> _What you have to do_
The entries shown here must be retyped in full, with no pictures included.

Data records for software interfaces

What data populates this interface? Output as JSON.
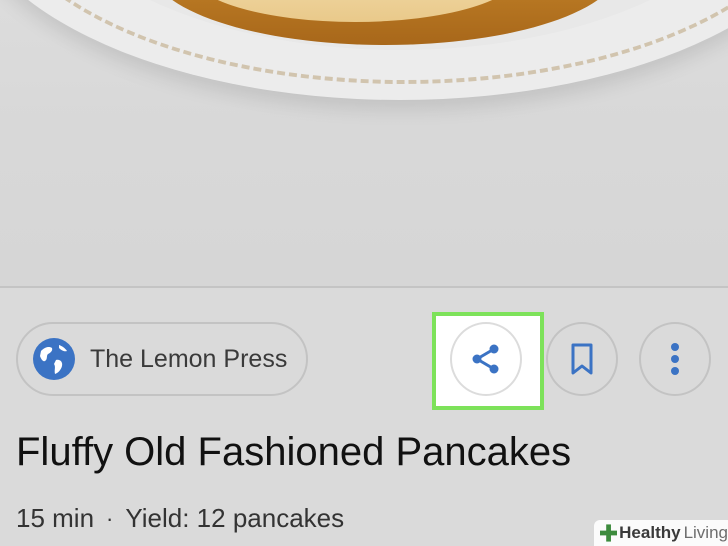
{
  "source": {
    "name": "The Lemon Press",
    "icon": "globe-icon",
    "icon_color": "#3b73c4"
  },
  "actions": {
    "share_icon": "share-icon",
    "bookmark_icon": "bookmark-icon",
    "more_icon": "more-vert-icon",
    "accent_color": "#3b73c4",
    "highlight_color": "#7de25a"
  },
  "recipe": {
    "title": "Fluffy Old Fashioned Pancakes",
    "time": "15 min",
    "separator": "·",
    "yield": "Yield: 12 pancakes"
  },
  "watermark": {
    "brand_a": "Healthy",
    "brand_b": "Living",
    "icon": "cross-logo"
  }
}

> _Reply_
What data populates this interface? Output as JSON.
{
  "source": {
    "name": "The Lemon Press",
    "icon": "globe-icon",
    "icon_color": "#3b73c4"
  },
  "actions": {
    "share_icon": "share-icon",
    "bookmark_icon": "bookmark-icon",
    "more_icon": "more-vert-icon",
    "accent_color": "#3b73c4",
    "highlight_color": "#7de25a"
  },
  "recipe": {
    "title": "Fluffy Old Fashioned Pancakes",
    "time": "15 min",
    "separator": "·",
    "yield": "Yield: 12 pancakes"
  },
  "watermark": {
    "brand_a": "Healthy",
    "brand_b": "Living",
    "icon": "cross-logo"
  }
}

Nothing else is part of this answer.